## Problem requirements
Every line that contains the word "screenshot" should be copied from the records below.

(Beginning of Dataset entries)

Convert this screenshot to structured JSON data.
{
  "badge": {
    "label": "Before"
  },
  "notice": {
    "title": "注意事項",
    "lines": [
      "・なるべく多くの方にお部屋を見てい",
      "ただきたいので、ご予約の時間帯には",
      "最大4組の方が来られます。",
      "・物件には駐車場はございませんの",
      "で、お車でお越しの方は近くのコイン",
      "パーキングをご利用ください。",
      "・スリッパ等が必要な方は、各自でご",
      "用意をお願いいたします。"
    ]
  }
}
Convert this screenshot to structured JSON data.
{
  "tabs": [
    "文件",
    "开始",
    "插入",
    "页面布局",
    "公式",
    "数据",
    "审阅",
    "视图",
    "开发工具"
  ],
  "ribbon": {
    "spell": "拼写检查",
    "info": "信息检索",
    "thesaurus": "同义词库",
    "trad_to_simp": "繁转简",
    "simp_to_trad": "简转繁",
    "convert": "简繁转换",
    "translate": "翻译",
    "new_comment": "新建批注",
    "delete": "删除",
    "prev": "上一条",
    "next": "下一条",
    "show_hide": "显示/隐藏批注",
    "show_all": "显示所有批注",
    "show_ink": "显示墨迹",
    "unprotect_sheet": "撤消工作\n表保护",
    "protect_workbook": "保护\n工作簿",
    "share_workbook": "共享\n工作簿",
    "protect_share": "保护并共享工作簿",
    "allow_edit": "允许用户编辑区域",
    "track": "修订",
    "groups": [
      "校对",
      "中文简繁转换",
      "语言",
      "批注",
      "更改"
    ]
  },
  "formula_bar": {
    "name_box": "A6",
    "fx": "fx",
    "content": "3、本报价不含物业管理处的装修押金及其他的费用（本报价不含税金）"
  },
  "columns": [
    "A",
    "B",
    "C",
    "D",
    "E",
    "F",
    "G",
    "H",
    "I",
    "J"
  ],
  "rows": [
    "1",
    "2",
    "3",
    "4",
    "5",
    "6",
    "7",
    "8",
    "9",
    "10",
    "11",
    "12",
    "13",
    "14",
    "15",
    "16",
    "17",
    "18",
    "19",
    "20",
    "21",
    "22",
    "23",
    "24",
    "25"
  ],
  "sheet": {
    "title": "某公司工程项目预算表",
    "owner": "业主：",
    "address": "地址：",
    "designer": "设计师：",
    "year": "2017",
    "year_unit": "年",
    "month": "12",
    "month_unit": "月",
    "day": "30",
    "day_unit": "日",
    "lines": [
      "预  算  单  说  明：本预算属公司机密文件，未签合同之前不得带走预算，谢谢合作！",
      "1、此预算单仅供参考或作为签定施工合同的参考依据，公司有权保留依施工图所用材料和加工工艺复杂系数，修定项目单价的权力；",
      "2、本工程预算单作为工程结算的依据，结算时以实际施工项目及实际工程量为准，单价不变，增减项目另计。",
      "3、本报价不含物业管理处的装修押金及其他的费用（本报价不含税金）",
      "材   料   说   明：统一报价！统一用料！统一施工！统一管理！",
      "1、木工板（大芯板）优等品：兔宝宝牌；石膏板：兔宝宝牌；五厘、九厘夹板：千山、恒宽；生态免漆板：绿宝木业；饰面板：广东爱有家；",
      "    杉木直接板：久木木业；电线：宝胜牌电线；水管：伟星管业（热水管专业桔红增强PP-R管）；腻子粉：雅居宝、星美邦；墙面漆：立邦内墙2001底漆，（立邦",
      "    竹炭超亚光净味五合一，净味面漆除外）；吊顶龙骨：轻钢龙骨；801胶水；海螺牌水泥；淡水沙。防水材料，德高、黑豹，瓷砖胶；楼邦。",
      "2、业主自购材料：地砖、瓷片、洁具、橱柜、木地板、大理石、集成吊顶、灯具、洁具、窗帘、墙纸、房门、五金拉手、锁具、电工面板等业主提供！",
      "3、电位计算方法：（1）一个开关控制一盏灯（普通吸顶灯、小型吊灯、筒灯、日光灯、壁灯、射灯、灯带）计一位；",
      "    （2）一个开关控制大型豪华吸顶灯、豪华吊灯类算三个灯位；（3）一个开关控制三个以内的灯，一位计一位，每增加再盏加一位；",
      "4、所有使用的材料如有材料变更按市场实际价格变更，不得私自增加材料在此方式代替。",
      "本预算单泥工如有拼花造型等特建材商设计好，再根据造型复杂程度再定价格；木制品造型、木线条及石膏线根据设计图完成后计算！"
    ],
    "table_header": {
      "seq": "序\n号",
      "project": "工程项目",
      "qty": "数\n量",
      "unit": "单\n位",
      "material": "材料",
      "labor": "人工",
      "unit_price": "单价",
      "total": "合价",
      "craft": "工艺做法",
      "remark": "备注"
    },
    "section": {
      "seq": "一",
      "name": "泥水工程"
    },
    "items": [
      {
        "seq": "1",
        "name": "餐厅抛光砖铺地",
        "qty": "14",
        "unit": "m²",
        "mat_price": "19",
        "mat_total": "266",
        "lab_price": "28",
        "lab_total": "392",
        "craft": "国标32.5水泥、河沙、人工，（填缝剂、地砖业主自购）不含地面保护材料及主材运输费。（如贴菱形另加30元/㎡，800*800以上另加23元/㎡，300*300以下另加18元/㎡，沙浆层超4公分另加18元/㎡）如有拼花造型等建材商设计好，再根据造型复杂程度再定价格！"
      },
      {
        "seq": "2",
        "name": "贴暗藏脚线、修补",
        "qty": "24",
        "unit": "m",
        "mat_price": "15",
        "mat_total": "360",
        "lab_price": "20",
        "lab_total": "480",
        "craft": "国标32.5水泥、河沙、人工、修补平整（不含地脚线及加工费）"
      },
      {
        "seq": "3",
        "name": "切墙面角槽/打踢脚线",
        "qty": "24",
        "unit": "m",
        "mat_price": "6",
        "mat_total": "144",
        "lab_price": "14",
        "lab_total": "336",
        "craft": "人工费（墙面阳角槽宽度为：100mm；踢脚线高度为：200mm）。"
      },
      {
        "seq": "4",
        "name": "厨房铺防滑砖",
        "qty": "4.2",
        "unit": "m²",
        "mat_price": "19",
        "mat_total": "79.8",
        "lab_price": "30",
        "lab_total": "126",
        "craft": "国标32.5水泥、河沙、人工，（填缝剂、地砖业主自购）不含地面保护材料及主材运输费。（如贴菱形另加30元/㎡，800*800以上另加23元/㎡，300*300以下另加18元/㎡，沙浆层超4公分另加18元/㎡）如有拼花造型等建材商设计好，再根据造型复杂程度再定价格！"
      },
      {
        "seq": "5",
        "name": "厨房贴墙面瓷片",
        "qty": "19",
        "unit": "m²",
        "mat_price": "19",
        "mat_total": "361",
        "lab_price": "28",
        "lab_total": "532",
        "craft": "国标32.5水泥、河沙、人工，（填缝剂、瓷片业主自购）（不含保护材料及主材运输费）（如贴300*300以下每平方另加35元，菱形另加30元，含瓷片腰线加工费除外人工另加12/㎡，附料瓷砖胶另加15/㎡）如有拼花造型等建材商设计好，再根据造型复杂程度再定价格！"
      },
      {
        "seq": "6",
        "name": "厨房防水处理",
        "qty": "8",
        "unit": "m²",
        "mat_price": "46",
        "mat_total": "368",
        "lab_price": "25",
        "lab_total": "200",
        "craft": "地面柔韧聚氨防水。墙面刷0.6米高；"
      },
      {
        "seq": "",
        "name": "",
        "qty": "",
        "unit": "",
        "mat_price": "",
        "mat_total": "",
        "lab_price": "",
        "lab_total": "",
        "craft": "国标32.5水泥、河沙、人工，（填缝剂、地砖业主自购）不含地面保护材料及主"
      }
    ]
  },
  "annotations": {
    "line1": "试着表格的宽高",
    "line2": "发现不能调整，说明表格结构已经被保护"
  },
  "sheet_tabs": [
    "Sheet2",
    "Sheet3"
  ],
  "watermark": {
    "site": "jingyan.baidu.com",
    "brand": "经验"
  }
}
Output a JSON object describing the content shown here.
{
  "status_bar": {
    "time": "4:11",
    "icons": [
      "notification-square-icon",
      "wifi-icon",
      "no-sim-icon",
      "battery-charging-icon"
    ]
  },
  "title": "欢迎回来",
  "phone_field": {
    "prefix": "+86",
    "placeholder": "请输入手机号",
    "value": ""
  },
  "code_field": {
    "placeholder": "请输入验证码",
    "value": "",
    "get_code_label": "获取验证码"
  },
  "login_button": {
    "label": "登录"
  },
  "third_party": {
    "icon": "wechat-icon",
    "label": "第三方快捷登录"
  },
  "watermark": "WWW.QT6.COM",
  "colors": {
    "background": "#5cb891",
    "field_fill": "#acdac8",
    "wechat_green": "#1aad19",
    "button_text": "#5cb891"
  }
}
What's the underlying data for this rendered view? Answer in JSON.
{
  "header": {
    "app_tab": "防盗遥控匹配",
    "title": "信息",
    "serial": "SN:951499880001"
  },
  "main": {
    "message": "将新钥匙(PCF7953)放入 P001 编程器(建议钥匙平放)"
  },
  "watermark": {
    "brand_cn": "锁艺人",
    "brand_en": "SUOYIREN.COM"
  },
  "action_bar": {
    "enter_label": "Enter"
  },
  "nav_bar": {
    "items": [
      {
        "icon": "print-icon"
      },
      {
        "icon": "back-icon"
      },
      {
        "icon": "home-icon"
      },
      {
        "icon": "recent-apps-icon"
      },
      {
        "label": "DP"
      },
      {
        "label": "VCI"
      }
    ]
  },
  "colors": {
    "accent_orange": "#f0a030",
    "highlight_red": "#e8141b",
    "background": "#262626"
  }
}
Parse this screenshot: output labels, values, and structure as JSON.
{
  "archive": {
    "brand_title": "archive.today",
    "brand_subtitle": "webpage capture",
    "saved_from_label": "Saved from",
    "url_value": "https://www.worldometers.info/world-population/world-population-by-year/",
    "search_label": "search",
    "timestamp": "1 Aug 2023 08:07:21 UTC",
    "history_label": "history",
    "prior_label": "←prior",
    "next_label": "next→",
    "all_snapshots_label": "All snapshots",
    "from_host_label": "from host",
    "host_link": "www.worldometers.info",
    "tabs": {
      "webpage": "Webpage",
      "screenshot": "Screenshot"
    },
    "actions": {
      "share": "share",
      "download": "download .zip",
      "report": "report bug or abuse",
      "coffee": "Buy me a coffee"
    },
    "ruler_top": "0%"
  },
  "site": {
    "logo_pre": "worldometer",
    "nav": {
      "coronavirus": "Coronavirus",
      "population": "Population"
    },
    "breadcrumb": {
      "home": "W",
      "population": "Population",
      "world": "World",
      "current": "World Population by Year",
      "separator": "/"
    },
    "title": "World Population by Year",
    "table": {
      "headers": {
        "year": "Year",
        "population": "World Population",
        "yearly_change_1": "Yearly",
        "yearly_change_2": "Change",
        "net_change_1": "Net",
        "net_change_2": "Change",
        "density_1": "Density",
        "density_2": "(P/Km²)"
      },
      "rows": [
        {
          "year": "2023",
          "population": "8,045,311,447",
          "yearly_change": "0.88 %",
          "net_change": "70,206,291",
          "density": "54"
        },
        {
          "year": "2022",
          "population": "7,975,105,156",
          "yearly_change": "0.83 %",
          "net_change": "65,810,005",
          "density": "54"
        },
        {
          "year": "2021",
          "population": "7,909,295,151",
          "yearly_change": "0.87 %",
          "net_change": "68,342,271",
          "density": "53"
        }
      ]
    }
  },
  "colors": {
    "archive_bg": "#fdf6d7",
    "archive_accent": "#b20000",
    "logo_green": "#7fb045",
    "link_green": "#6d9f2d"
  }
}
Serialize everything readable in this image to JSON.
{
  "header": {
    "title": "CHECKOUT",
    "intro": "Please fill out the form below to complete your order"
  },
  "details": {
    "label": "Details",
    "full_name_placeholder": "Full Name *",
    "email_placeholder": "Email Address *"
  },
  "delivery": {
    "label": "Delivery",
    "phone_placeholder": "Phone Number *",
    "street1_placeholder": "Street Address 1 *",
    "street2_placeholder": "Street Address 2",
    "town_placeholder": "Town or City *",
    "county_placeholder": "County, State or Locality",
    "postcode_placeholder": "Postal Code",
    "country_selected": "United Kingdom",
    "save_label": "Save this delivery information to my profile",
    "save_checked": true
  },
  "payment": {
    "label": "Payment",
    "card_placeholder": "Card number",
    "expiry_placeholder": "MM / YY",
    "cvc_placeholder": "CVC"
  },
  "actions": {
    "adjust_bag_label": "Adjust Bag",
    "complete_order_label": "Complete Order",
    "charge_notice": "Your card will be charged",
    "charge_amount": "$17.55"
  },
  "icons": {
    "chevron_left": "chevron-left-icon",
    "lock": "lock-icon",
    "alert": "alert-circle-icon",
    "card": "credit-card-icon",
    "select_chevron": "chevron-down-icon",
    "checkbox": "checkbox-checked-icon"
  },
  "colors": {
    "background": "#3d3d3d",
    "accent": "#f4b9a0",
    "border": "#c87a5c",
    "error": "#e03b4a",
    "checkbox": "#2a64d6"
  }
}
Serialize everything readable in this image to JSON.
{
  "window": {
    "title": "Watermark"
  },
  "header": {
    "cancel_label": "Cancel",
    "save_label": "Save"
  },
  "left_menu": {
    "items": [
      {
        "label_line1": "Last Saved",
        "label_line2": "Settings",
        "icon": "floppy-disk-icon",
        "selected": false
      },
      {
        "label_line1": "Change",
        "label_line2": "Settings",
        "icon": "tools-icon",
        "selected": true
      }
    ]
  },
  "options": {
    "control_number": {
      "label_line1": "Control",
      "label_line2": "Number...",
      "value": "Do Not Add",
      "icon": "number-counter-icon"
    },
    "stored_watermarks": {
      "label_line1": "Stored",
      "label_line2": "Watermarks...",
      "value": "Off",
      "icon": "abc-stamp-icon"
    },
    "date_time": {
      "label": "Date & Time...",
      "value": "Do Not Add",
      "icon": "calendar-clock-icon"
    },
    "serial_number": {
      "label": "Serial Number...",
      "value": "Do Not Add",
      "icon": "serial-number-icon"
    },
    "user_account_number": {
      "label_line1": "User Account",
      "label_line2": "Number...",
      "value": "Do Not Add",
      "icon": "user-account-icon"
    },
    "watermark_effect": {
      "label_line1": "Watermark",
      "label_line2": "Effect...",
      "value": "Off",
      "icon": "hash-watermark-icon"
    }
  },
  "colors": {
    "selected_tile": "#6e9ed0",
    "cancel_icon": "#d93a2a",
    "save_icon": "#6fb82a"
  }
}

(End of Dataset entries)

## Final answer
Convert this screenshot to structured JSON data.
Convert this screenshot to structured JSON data.
Parse this screenshot: output labels, values, and structure as JSON.
      "screenshot": "Screenshot"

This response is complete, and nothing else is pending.